__What you need to do__.
A verbatim repeat of the lines below is required, with the pictures removed.

__Data extract__.
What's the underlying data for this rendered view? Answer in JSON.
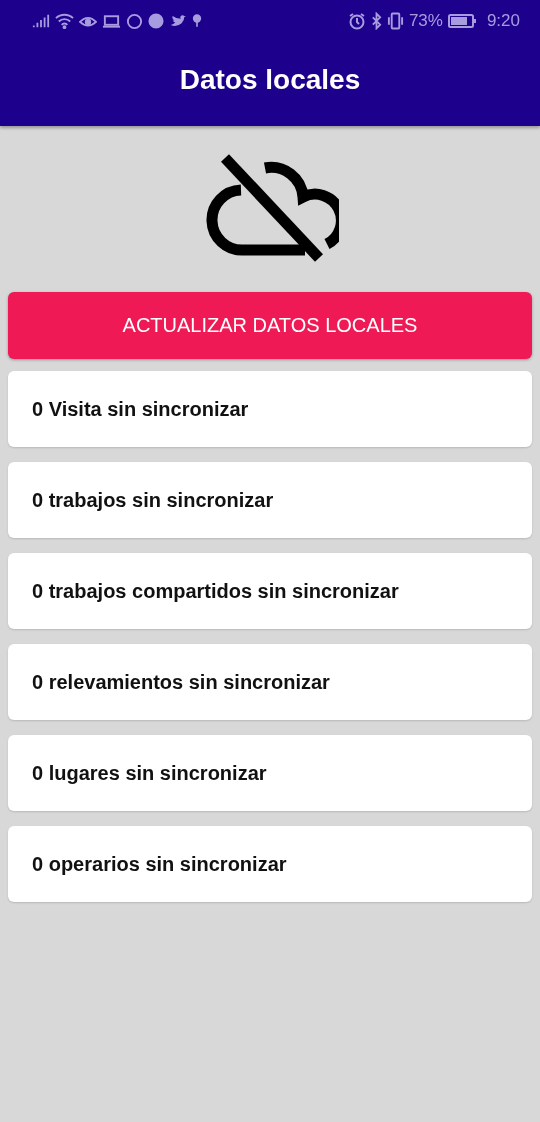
{
  "status_bar": {
    "battery": "73%",
    "time": "9:20"
  },
  "app_bar": {
    "title": "Datos locales"
  },
  "action_button": {
    "label": "ACTUALIZAR DATOS LOCALES"
  },
  "items": [
    {
      "label": "0 Visita sin sincronizar"
    },
    {
      "label": "0 trabajos sin sincronizar"
    },
    {
      "label": "0 trabajos compartidos sin sincronizar"
    },
    {
      "label": "0 relevamientos sin sincronizar"
    },
    {
      "label": "0 lugares sin sincronizar"
    },
    {
      "label": "0 operarios sin sincronizar"
    }
  ]
}
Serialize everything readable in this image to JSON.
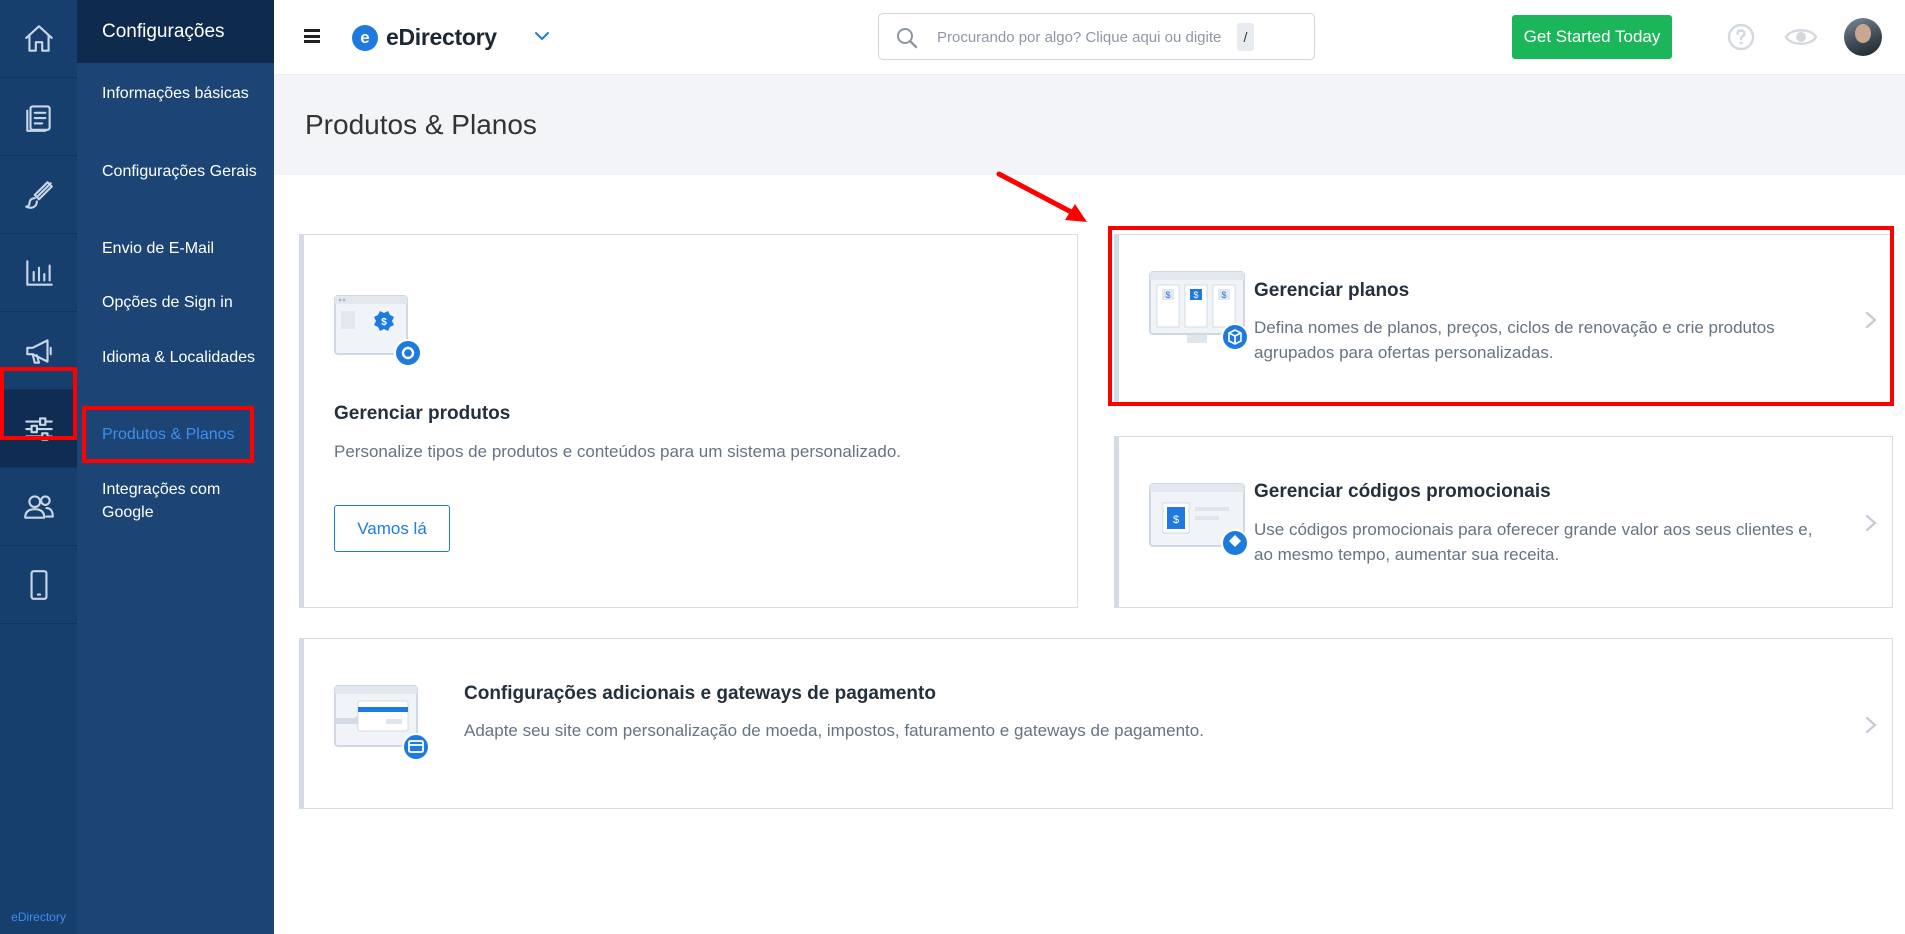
{
  "brand": {
    "name": "eDirectory",
    "accent": "#1f7ae0",
    "cta_color": "#1bb55a",
    "annotation_color": "#ff0000"
  },
  "rail": {
    "items": [
      {
        "icon": "home-icon"
      },
      {
        "icon": "content-icon"
      },
      {
        "icon": "design-brush-icon"
      },
      {
        "icon": "reports-chart-icon"
      },
      {
        "icon": "promote-megaphone-icon"
      },
      {
        "icon": "settings-sliders-icon",
        "active": true
      },
      {
        "icon": "users-icon"
      },
      {
        "icon": "mobile-icon"
      }
    ],
    "footer_label": "eDirectory"
  },
  "subnav": {
    "title": "Configurações",
    "items": [
      {
        "label": "Informações básicas"
      },
      {
        "label": "Configurações Gerais"
      },
      {
        "label": "Envio de E-Mail"
      },
      {
        "label": "Opções de Sign in"
      },
      {
        "label": "Idioma & Localidades"
      },
      {
        "label": "Produtos & Planos",
        "active": true
      },
      {
        "label": "Integrações com Google"
      }
    ]
  },
  "topbar": {
    "logo_text": "eDirectory",
    "logo_mark": "e",
    "search_placeholder": "Procurando por algo? Clique aqui ou digite",
    "search_shortcut": "/",
    "cta_label": "Get Started Today"
  },
  "page": {
    "title": "Produtos & Planos",
    "cards": {
      "products": {
        "title": "Gerenciar produtos",
        "description": "Personalize tipos de produtos e conteúdos para um sistema personalizado.",
        "button": "Vamos lá"
      },
      "plans": {
        "title": "Gerenciar planos",
        "description": "Defina nomes de planos, preços, ciclos de renovação e crie produtos agrupados para ofertas personalizadas."
      },
      "promo": {
        "title": "Gerenciar códigos promocionais",
        "description": "Use códigos promocionais para oferecer grande valor aos seus clientes e, ao mesmo tempo, aumentar sua receita."
      },
      "payments": {
        "title": "Configurações adicionais e gateways de pagamento",
        "description": "Adapte seu site com personalização de moeda, impostos, faturamento e gateways de pagamento."
      }
    }
  }
}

__Response area__.
What's the underlying data for this rendered view? Answer in JSON.
{
  "status_bar": {
    "battery": "73%",
    "time": "9:20"
  },
  "app_bar": {
    "title": "Datos locales"
  },
  "action_button": {
    "label": "ACTUALIZAR DATOS LOCALES"
  },
  "items": [
    {
      "label": "0 Visita sin sincronizar"
    },
    {
      "label": "0 trabajos sin sincronizar"
    },
    {
      "label": "0 trabajos compartidos sin sincronizar"
    },
    {
      "label": "0 relevamientos sin sincronizar"
    },
    {
      "label": "0 lugares sin sincronizar"
    },
    {
      "label": "0 operarios sin sincronizar"
    }
  ]
}
Serialize everything readable in this image to JSON.
{
  "brand": {
    "name": "eDirectory",
    "accent": "#1f7ae0",
    "cta_color": "#1bb55a",
    "annotation_color": "#ff0000"
  },
  "rail": {
    "items": [
      {
        "icon": "home-icon"
      },
      {
        "icon": "content-icon"
      },
      {
        "icon": "design-brush-icon"
      },
      {
        "icon": "reports-chart-icon"
      },
      {
        "icon": "promote-megaphone-icon"
      },
      {
        "icon": "settings-sliders-icon",
        "active": true
      },
      {
        "icon": "users-icon"
      },
      {
        "icon": "mobile-icon"
      }
    ],
    "footer_label": "eDirectory"
  },
  "subnav": {
    "title": "Configurações",
    "items": [
      {
        "label": "Informações básicas"
      },
      {
        "label": "Configurações Gerais"
      },
      {
        "label": "Envio de E-Mail"
      },
      {
        "label": "Opções de Sign in"
      },
      {
        "label": "Idioma & Localidades"
      },
      {
        "label": "Produtos & Planos",
        "active": true
      },
      {
        "label": "Integrações com Google"
      }
    ]
  },
  "topbar": {
    "logo_text": "eDirectory",
    "logo_mark": "e",
    "search_placeholder": "Procurando por algo? Clique aqui ou digite",
    "search_shortcut": "/",
    "cta_label": "Get Started Today"
  },
  "page": {
    "title": "Produtos & Planos",
    "cards": {
      "products": {
        "title": "Gerenciar produtos",
        "description": "Personalize tipos de produtos e conteúdos para um sistema personalizado.",
        "button": "Vamos lá"
      },
      "plans": {
        "title": "Gerenciar planos",
        "description": "Defina nomes de planos, preços, ciclos de renovação e crie produtos agrupados para ofertas personalizadas."
      },
      "promo": {
        "title": "Gerenciar códigos promocionais",
        "description": "Use códigos promocionais para oferecer grande valor aos seus clientes e, ao mesmo tempo, aumentar sua receita."
      },
      "payments": {
        "title": "Configurações adicionais e gateways de pagamento",
        "description": "Adapte seu site com personalização de moeda, impostos, faturamento e gateways de pagamento."
      }
    }
  }
}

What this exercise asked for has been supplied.